**Work instructions:** Beginning with the line that mentions "What data populates", reproduce every line through the last line of the entries, exactly, and only those.

Interface dataset entries
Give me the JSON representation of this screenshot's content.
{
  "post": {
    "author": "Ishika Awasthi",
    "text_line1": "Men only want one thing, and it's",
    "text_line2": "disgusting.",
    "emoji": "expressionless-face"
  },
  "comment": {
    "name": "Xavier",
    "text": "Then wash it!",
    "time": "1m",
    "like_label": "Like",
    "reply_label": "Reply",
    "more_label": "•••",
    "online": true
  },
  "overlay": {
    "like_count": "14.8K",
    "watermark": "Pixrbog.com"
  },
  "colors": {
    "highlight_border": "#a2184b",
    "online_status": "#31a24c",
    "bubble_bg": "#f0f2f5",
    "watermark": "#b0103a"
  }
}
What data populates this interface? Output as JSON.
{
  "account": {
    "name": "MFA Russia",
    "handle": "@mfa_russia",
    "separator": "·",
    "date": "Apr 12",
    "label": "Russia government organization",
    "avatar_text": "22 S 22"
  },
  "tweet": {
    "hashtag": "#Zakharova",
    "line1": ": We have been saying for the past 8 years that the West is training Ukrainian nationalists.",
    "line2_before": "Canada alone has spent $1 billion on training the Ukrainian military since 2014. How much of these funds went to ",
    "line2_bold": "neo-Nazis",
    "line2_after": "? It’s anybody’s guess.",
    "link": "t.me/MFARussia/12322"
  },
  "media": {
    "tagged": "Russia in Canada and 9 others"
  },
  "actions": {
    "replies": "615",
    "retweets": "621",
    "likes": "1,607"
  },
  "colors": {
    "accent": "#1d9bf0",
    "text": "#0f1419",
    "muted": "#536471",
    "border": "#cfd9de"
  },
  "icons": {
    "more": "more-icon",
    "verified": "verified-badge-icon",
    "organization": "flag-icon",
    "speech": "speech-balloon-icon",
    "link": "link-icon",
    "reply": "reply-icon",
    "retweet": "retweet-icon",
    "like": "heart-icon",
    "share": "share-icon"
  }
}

**Answer section:**
What data populates this interface? Output as JSON.
{
  "account": {
    "name": "MFA Russia",
    "handle": "@mfa_russia",
    "separator": "·",
    "date": "Apr 12",
    "label": "Russia government organization",
    "avatar_text": "22 S 22"
  },
  "tweet": {
    "hashtag": "#Zakharova",
    "line1": ": We have been saying for the past 8 years that the West is training Ukrainian nationalists.",
    "line2_before": "Canada alone has spent $1 billion on training the Ukrainian military since 2014. How much of these funds went to ",
    "line2_bold": "neo-Nazis",
    "line2_after": "? It’s anybody’s guess.",
    "link": "t.me/MFARussia/12322"
  },
  "media": {
    "tagged": "Russia in Canada and 9 others"
  },
  "actions": {
    "replies": "615",
    "retweets": "621",
    "likes": "1,607"
  },
  "colors": {
    "accent": "#1d9bf0",
    "text": "#0f1419",
    "muted": "#536471",
    "border": "#cfd9de"
  },
  "icons": {
    "more": "more-icon",
    "verified": "verified-badge-icon",
    "organization": "flag-icon",
    "speech": "speech-balloon-icon",
    "link": "link-icon",
    "reply": "reply-icon",
    "retweet": "retweet-icon",
    "like": "heart-icon",
    "share": "share-icon"
  }
}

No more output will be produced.